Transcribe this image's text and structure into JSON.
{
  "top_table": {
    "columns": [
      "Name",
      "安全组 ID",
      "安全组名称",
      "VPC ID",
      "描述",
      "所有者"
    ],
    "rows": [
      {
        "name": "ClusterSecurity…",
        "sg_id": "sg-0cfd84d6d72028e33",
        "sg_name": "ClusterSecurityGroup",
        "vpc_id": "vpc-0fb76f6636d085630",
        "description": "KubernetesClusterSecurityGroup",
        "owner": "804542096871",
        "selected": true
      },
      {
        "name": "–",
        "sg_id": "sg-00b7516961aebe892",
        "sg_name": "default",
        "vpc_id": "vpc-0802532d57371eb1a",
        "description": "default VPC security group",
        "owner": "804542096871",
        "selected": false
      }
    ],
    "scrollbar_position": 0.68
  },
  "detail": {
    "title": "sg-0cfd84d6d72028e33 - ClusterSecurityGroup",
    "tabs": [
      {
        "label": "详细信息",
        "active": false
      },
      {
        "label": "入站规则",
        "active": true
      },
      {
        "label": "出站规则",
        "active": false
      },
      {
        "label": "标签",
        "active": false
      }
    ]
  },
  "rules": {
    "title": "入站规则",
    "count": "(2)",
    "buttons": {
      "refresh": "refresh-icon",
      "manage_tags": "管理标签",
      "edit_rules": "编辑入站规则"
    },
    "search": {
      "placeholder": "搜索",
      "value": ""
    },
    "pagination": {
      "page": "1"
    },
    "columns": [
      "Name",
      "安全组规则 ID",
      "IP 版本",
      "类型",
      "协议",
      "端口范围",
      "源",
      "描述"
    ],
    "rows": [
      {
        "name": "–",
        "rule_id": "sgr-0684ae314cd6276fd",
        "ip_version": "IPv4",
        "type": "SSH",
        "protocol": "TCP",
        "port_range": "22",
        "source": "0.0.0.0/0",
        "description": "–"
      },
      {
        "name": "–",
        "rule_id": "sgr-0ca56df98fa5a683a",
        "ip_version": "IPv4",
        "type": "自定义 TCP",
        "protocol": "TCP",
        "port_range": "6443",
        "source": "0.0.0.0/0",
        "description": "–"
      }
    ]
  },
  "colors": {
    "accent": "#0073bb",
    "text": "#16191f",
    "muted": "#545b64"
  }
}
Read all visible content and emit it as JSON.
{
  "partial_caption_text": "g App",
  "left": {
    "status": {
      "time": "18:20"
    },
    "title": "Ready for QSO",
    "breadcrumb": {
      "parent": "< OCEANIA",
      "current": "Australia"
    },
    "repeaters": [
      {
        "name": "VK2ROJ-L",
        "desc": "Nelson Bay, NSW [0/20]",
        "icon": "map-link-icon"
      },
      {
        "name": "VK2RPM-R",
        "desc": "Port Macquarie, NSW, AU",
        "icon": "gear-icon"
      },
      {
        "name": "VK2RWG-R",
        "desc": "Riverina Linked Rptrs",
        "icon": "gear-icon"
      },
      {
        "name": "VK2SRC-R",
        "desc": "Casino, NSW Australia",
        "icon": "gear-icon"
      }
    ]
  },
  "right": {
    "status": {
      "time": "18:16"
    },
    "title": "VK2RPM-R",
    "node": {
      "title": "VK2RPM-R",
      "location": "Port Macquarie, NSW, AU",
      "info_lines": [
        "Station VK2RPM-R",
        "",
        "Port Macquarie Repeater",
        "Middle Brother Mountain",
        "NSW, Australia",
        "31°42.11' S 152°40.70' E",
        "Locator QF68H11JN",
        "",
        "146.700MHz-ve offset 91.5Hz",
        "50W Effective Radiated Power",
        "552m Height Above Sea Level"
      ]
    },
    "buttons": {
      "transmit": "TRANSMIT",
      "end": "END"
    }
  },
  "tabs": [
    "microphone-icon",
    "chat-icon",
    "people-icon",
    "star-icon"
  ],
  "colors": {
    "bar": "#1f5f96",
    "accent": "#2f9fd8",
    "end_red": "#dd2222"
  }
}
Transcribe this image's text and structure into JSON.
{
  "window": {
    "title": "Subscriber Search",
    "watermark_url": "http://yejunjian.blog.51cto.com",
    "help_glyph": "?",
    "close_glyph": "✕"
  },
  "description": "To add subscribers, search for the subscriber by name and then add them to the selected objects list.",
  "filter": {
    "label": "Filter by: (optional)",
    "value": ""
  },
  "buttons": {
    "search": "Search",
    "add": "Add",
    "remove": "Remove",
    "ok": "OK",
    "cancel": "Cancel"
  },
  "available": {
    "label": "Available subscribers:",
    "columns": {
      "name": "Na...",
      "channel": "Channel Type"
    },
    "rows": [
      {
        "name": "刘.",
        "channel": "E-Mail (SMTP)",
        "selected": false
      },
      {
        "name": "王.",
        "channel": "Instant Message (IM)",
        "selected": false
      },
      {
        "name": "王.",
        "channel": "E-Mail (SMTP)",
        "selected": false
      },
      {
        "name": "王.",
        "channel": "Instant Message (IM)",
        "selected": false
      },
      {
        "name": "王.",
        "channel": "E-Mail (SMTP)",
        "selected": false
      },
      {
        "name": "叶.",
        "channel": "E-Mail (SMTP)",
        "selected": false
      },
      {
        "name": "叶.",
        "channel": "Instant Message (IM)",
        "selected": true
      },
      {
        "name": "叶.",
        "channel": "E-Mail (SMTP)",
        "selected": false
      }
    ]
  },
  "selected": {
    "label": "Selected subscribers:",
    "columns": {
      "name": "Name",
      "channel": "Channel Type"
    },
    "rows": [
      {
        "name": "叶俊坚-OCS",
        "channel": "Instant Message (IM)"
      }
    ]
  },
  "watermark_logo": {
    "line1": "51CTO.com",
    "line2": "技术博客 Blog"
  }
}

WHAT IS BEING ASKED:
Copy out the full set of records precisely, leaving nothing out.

COMPLETED TASK:
Transcribe this image's text and structure into JSON.
{
  "top_table": {
    "columns": [
      "Name",
      "安全组 ID",
      "安全组名称",
      "VPC ID",
      "描述",
      "所有者"
    ],
    "rows": [
      {
        "name": "ClusterSecurity…",
        "sg_id": "sg-0cfd84d6d72028e33",
        "sg_name": "ClusterSecurityGroup",
        "vpc_id": "vpc-0fb76f6636d085630",
        "description": "KubernetesClusterSecurityGroup",
        "owner": "804542096871",
        "selected": true
      },
      {
        "name": "–",
        "sg_id": "sg-00b7516961aebe892",
        "sg_name": "default",
        "vpc_id": "vpc-0802532d57371eb1a",
        "description": "default VPC security group",
        "owner": "804542096871",
        "selected": false
      }
    ],
    "scrollbar_position": 0.68
  },
  "detail": {
    "title": "sg-0cfd84d6d72028e33 - ClusterSecurityGroup",
    "tabs": [
      {
        "label": "详细信息",
        "active": false
      },
      {
        "label": "入站规则",
        "active": true
      },
      {
        "label": "出站规则",
        "active": false
      },
      {
        "label": "标签",
        "active": false
      }
    ]
  },
  "rules": {
    "title": "入站规则",
    "count": "(2)",
    "buttons": {
      "refresh": "refresh-icon",
      "manage_tags": "管理标签",
      "edit_rules": "编辑入站规则"
    },
    "search": {
      "placeholder": "搜索",
      "value": ""
    },
    "pagination": {
      "page": "1"
    },
    "columns": [
      "Name",
      "安全组规则 ID",
      "IP 版本",
      "类型",
      "协议",
      "端口范围",
      "源",
      "描述"
    ],
    "rows": [
      {
        "name": "–",
        "rule_id": "sgr-0684ae314cd6276fd",
        "ip_version": "IPv4",
        "type": "SSH",
        "protocol": "TCP",
        "port_range": "22",
        "source": "0.0.0.0/0",
        "description": "–"
      },
      {
        "name": "–",
        "rule_id": "sgr-0ca56df98fa5a683a",
        "ip_version": "IPv4",
        "type": "自定义 TCP",
        "protocol": "TCP",
        "port_range": "6443",
        "source": "0.0.0.0/0",
        "description": "–"
      }
    ]
  },
  "colors": {
    "accent": "#0073bb",
    "text": "#16191f",
    "muted": "#545b64"
  }
}
Read all visible content and emit it as JSON.
{
  "partial_caption_text": "g App",
  "left": {
    "status": {
      "time": "18:20"
    },
    "title": "Ready for QSO",
    "breadcrumb": {
      "parent": "< OCEANIA",
      "current": "Australia"
    },
    "repeaters": [
      {
        "name": "VK2ROJ-L",
        "desc": "Nelson Bay, NSW [0/20]",
        "icon": "map-link-icon"
      },
      {
        "name": "VK2RPM-R",
        "desc": "Port Macquarie, NSW, AU",
        "icon": "gear-icon"
      },
      {
        "name": "VK2RWG-R",
        "desc": "Riverina Linked Rptrs",
        "icon": "gear-icon"
      },
      {
        "name": "VK2SRC-R",
        "desc": "Casino, NSW Australia",
        "icon": "gear-icon"
      }
    ]
  },
  "right": {
    "status": {
      "time": "18:16"
    },
    "title": "VK2RPM-R",
    "node": {
      "title": "VK2RPM-R",
      "location": "Port Macquarie, NSW, AU",
      "info_lines": [
        "Station VK2RPM-R",
        "",
        "Port Macquarie Repeater",
        "Middle Brother Mountain",
        "NSW, Australia",
        "31°42.11' S 152°40.70' E",
        "Locator QF68H11JN",
        "",
        "146.700MHz-ve offset 91.5Hz",
        "50W Effective Radiated Power",
        "552m Height Above Sea Level"
      ]
    },
    "buttons": {
      "transmit": "TRANSMIT",
      "end": "END"
    }
  },
  "tabs": [
    "microphone-icon",
    "chat-icon",
    "people-icon",
    "star-icon"
  ],
  "colors": {
    "bar": "#1f5f96",
    "accent": "#2f9fd8",
    "end_red": "#dd2222"
  }
}
Transcribe this image's text and structure into JSON.
{
  "window": {
    "title": "Subscriber Search",
    "watermark_url": "http://yejunjian.blog.51cto.com",
    "help_glyph": "?",
    "close_glyph": "✕"
  },
  "description": "To add subscribers, search for the subscriber by name and then add them to the selected objects list.",
  "filter": {
    "label": "Filter by: (optional)",
    "value": ""
  },
  "buttons": {
    "search": "Search",
    "add": "Add",
    "remove": "Remove",
    "ok": "OK",
    "cancel": "Cancel"
  },
  "available": {
    "label": "Available subscribers:",
    "columns": {
      "name": "Na...",
      "channel": "Channel Type"
    },
    "rows": [
      {
        "name": "刘.",
        "channel": "E-Mail (SMTP)",
        "selected": false
      },
      {
        "name": "王.",
        "channel": "Instant Message (IM)",
        "selected": false
      },
      {
        "name": "王.",
        "channel": "E-Mail (SMTP)",
        "selected": false
      },
      {
        "name": "王.",
        "channel": "Instant Message (IM)",
        "selected": false
      },
      {
        "name": "王.",
        "channel": "E-Mail (SMTP)",
        "selected": false
      },
      {
        "name": "叶.",
        "channel": "E-Mail (SMTP)",
        "selected": false
      },
      {
        "name": "叶.",
        "channel": "Instant Message (IM)",
        "selected": true
      },
      {
        "name": "叶.",
        "channel": "E-Mail (SMTP)",
        "selected": false
      }
    ]
  },
  "selected": {
    "label": "Selected subscribers:",
    "columns": {
      "name": "Name",
      "channel": "Channel Type"
    },
    "rows": [
      {
        "name": "叶俊坚-OCS",
        "channel": "Instant Message (IM)"
      }
    ]
  },
  "watermark_logo": {
    "line1": "51CTO.com",
    "line2": "技术博客 Blog"
  }
}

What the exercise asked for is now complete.